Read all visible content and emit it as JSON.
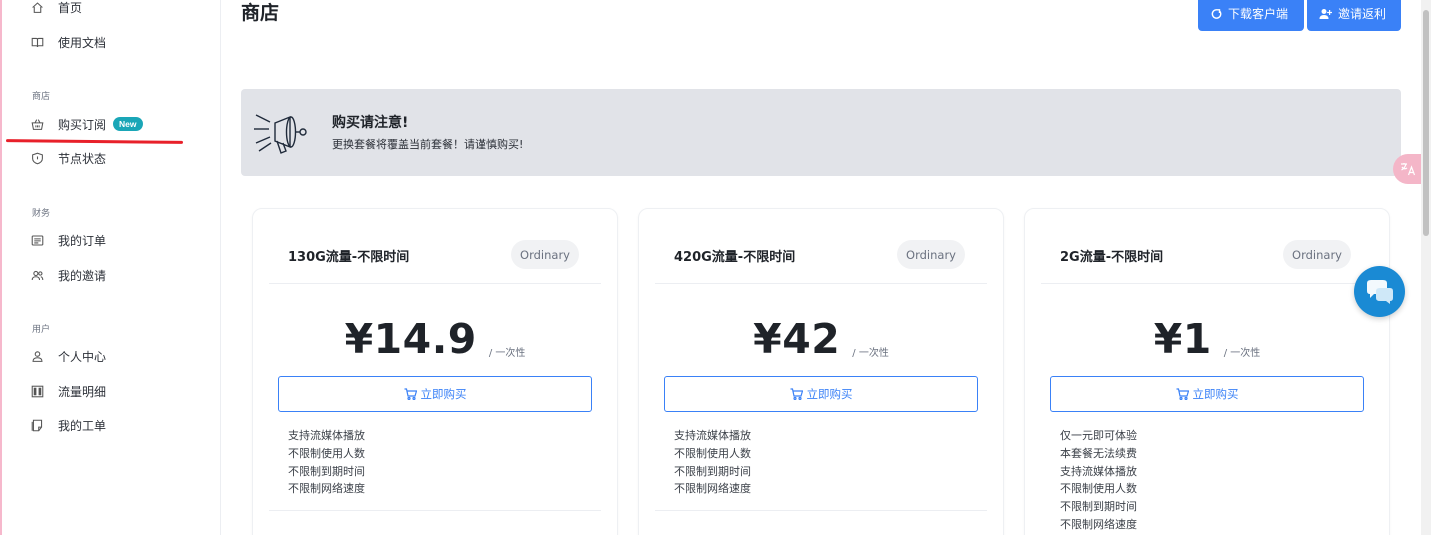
{
  "sidebar": {
    "items_top": [
      {
        "label": "首页",
        "icon": "home-icon"
      },
      {
        "label": "使用文档",
        "icon": "book-icon"
      }
    ],
    "sections": [
      {
        "label": "商店",
        "items": [
          {
            "label": "购买订阅",
            "icon": "shop-basket-icon",
            "badge": "New"
          },
          {
            "label": "节点状态",
            "icon": "shield-icon"
          }
        ]
      },
      {
        "label": "财务",
        "items": [
          {
            "label": "我的订单",
            "icon": "order-list-icon"
          },
          {
            "label": "我的邀请",
            "icon": "users-icon"
          }
        ]
      },
      {
        "label": "用户",
        "items": [
          {
            "label": "个人中心",
            "icon": "user-icon"
          },
          {
            "label": "流量明细",
            "icon": "traffic-chart-icon"
          },
          {
            "label": "我的工单",
            "icon": "ticket-icon"
          }
        ]
      }
    ]
  },
  "header": {
    "title": "商店",
    "download_label": "下载客户端",
    "invite_label": "邀请返利"
  },
  "notice": {
    "title": "购买请注意!",
    "text": "更换套餐将覆盖当前套餐！请谨慎购买!"
  },
  "plans": [
    {
      "name": "130G流量-不限时间",
      "tag": "Ordinary",
      "price": "¥14.9",
      "period": "/ 一次性",
      "buy_label": "立即购买",
      "features": [
        "支持流媒体播放",
        "不限制使用人数",
        "不限制到期时间",
        "不限制网络速度"
      ]
    },
    {
      "name": "420G流量-不限时间",
      "tag": "Ordinary",
      "price": "¥42",
      "period": "/ 一次性",
      "buy_label": "立即购买",
      "features": [
        "支持流媒体播放",
        "不限制使用人数",
        "不限制到期时间",
        "不限制网络速度"
      ]
    },
    {
      "name": "2G流量-不限时间",
      "tag": "Ordinary",
      "price": "¥1",
      "period": "/ 一次性",
      "buy_label": "立即购买",
      "features": [
        "仅一元即可体验",
        "本套餐无法续费",
        "支持流媒体播放",
        "不限制使用人数",
        "不限制到期时间",
        "不限制网络速度"
      ]
    }
  ],
  "colors": {
    "primary": "#3a81f7",
    "badge": "#1aa6b7",
    "highlight_underline": "#e8202a",
    "chat": "#1a8ad4"
  }
}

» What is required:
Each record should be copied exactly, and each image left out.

» Answer to this problem:
Read all visible content and emit it as JSON.
{
  "sidebar": {
    "items_top": [
      {
        "label": "首页",
        "icon": "home-icon"
      },
      {
        "label": "使用文档",
        "icon": "book-icon"
      }
    ],
    "sections": [
      {
        "label": "商店",
        "items": [
          {
            "label": "购买订阅",
            "icon": "shop-basket-icon",
            "badge": "New"
          },
          {
            "label": "节点状态",
            "icon": "shield-icon"
          }
        ]
      },
      {
        "label": "财务",
        "items": [
          {
            "label": "我的订单",
            "icon": "order-list-icon"
          },
          {
            "label": "我的邀请",
            "icon": "users-icon"
          }
        ]
      },
      {
        "label": "用户",
        "items": [
          {
            "label": "个人中心",
            "icon": "user-icon"
          },
          {
            "label": "流量明细",
            "icon": "traffic-chart-icon"
          },
          {
            "label": "我的工单",
            "icon": "ticket-icon"
          }
        ]
      }
    ]
  },
  "header": {
    "title": "商店",
    "download_label": "下载客户端",
    "invite_label": "邀请返利"
  },
  "notice": {
    "title": "购买请注意!",
    "text": "更换套餐将覆盖当前套餐！请谨慎购买!"
  },
  "plans": [
    {
      "name": "130G流量-不限时间",
      "tag": "Ordinary",
      "price": "¥14.9",
      "period": "/ 一次性",
      "buy_label": "立即购买",
      "features": [
        "支持流媒体播放",
        "不限制使用人数",
        "不限制到期时间",
        "不限制网络速度"
      ]
    },
    {
      "name": "420G流量-不限时间",
      "tag": "Ordinary",
      "price": "¥42",
      "period": "/ 一次性",
      "buy_label": "立即购买",
      "features": [
        "支持流媒体播放",
        "不限制使用人数",
        "不限制到期时间",
        "不限制网络速度"
      ]
    },
    {
      "name": "2G流量-不限时间",
      "tag": "Ordinary",
      "price": "¥1",
      "period": "/ 一次性",
      "buy_label": "立即购买",
      "features": [
        "仅一元即可体验",
        "本套餐无法续费",
        "支持流媒体播放",
        "不限制使用人数",
        "不限制到期时间",
        "不限制网络速度"
      ]
    }
  ],
  "colors": {
    "primary": "#3a81f7",
    "badge": "#1aa6b7",
    "highlight_underline": "#e8202a",
    "chat": "#1a8ad4"
  }
}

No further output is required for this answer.